> _Try it_
Go through the records below and copy out every line holding "COVID".

***** Material provided

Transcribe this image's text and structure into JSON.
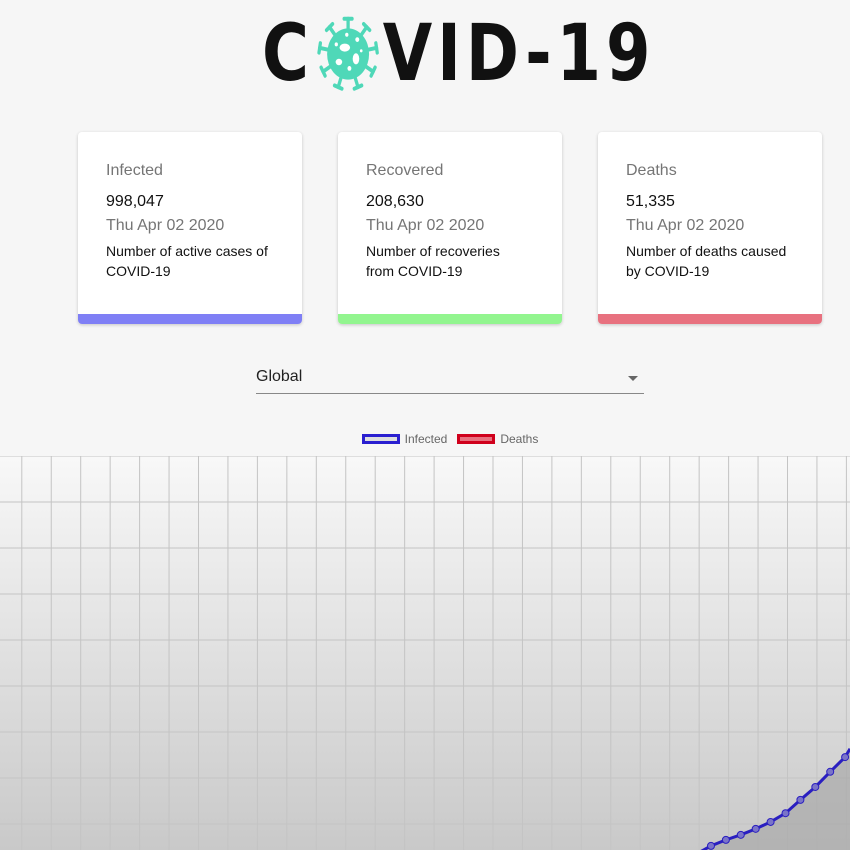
{
  "header": {
    "logo_text_left": "C",
    "logo_text_right": "VID-19",
    "logo_icon": "virus-icon",
    "logo_color": "#4fd8b8"
  },
  "cards": [
    {
      "title": "Infected",
      "value": "998,047",
      "date": "Thu Apr 02 2020",
      "description": "Number of active cases of COVID-19",
      "color": "#7f7ff5"
    },
    {
      "title": "Recovered",
      "value": "208,630",
      "date": "Thu Apr 02 2020",
      "description": "Number of recoveries from COVID-19",
      "color": "#92f58f"
    },
    {
      "title": "Deaths",
      "value": "51,335",
      "date": "Thu Apr 02 2020",
      "description": "Number of deaths caused by COVID-19",
      "color": "#e8717f"
    }
  ],
  "country_select": {
    "value": "Global"
  },
  "chart_data": {
    "type": "line",
    "legend": [
      {
        "name": "Infected",
        "border": "#2a1fd0",
        "fill": "#dedede"
      },
      {
        "name": "Deaths",
        "border": "#d0001c",
        "fill": "#e8717f"
      }
    ],
    "legend_position": "top",
    "grid": true,
    "series": [
      {
        "name": "Infected",
        "values": [
          0.09,
          0.22,
          0.33,
          0.46,
          0.61,
          0.8,
          1.09,
          1.37,
          1.7,
          2.02
        ]
      }
    ]
  }
}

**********

> _Problem solution_
      "description": "Number of active cases of COVID-19",
      "description": "Number of recoveries from COVID-19",
      "description": "Number of deaths caused by COVID-19",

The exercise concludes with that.